═════ Extracted data
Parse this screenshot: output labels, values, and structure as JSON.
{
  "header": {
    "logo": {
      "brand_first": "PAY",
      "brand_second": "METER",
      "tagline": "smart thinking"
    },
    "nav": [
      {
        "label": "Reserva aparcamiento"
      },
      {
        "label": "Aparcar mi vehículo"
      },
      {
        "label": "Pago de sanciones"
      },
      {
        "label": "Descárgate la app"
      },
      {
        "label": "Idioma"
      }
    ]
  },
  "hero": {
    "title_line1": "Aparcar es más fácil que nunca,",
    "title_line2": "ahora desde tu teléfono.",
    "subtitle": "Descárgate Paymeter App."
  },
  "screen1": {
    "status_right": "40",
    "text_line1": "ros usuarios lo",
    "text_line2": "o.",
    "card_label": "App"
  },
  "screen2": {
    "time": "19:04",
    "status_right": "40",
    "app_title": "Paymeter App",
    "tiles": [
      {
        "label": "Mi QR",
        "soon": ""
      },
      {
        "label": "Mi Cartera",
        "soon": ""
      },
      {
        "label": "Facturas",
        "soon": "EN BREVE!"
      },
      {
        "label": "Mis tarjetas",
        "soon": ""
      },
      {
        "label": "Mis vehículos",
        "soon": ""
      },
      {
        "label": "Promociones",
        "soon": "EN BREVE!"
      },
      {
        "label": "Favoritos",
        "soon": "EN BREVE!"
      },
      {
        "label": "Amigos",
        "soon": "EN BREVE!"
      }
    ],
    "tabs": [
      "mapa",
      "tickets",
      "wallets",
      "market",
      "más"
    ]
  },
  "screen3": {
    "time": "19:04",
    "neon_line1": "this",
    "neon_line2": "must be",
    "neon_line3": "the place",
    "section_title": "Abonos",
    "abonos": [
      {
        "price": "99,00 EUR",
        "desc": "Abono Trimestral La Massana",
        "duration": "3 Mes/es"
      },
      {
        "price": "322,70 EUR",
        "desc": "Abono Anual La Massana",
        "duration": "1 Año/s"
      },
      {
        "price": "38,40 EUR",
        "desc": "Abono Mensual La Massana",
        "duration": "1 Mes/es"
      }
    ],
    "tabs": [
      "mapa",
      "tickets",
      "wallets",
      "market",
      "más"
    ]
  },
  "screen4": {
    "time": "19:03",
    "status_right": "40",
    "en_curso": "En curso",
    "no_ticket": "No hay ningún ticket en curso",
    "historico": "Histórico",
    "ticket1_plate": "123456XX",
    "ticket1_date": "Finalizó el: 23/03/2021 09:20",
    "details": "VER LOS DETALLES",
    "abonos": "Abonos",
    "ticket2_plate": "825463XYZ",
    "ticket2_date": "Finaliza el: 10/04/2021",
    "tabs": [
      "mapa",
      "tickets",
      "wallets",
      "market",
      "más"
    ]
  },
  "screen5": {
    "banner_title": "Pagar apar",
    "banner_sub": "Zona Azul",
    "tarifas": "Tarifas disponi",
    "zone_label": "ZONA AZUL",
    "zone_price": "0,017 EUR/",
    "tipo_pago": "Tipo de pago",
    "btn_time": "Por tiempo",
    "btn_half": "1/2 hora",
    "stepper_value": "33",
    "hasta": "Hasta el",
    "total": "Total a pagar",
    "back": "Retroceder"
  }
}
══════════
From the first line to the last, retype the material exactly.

**Exercise result:**
Parse this screenshot: output labels, values, and structure as JSON.
{
  "header": {
    "logo": {
      "brand_first": "PAY",
      "brand_second": "METER",
      "tagline": "smart thinking"
    },
    "nav": [
      {
        "label": "Reserva aparcamiento"
      },
      {
        "label": "Aparcar mi vehículo"
      },
      {
        "label": "Pago de sanciones"
      },
      {
        "label": "Descárgate la app"
      },
      {
        "label": "Idioma"
      }
    ]
  },
  "hero": {
    "title_line1": "Aparcar es más fácil que nunca,",
    "title_line2": "ahora desde tu teléfono.",
    "subtitle": "Descárgate Paymeter App."
  },
  "screen1": {
    "status_right": "40",
    "text_line1": "ros usuarios lo",
    "text_line2": "o.",
    "card_label": "App"
  },
  "screen2": {
    "time": "19:04",
    "status_right": "40",
    "app_title": "Paymeter App",
    "tiles": [
      {
        "label": "Mi QR",
        "soon": ""
      },
      {
        "label": "Mi Cartera",
        "soon": ""
      },
      {
        "label": "Facturas",
        "soon": "EN BREVE!"
      },
      {
        "label": "Mis tarjetas",
        "soon": ""
      },
      {
        "label": "Mis vehículos",
        "soon": ""
      },
      {
        "label": "Promociones",
        "soon": "EN BREVE!"
      },
      {
        "label": "Favoritos",
        "soon": "EN BREVE!"
      },
      {
        "label": "Amigos",
        "soon": "EN BREVE!"
      }
    ],
    "tabs": [
      "mapa",
      "tickets",
      "wallets",
      "market",
      "más"
    ]
  },
  "screen3": {
    "time": "19:04",
    "neon_line1": "this",
    "neon_line2": "must be",
    "neon_line3": "the place",
    "section_title": "Abonos",
    "abonos": [
      {
        "price": "99,00 EUR",
        "desc": "Abono Trimestral La Massana",
        "duration": "3 Mes/es"
      },
      {
        "price": "322,70 EUR",
        "desc": "Abono Anual La Massana",
        "duration": "1 Año/s"
      },
      {
        "price": "38,40 EUR",
        "desc": "Abono Mensual La Massana",
        "duration": "1 Mes/es"
      }
    ],
    "tabs": [
      "mapa",
      "tickets",
      "wallets",
      "market",
      "más"
    ]
  },
  "screen4": {
    "time": "19:03",
    "status_right": "40",
    "en_curso": "En curso",
    "no_ticket": "No hay ningún ticket en curso",
    "historico": "Histórico",
    "ticket1_plate": "123456XX",
    "ticket1_date": "Finalizó el: 23/03/2021 09:20",
    "details": "VER LOS DETALLES",
    "abonos": "Abonos",
    "ticket2_plate": "825463XYZ",
    "ticket2_date": "Finaliza el: 10/04/2021",
    "tabs": [
      "mapa",
      "tickets",
      "wallets",
      "market",
      "más"
    ]
  },
  "screen5": {
    "banner_title": "Pagar apar",
    "banner_sub": "Zona Azul",
    "tarifas": "Tarifas disponi",
    "zone_label": "ZONA AZUL",
    "zone_price": "0,017 EUR/",
    "tipo_pago": "Tipo de pago",
    "btn_time": "Por tiempo",
    "btn_half": "1/2 hora",
    "stepper_value": "33",
    "hasta": "Hasta el",
    "total": "Total a pagar",
    "back": "Retroceder"
  }
}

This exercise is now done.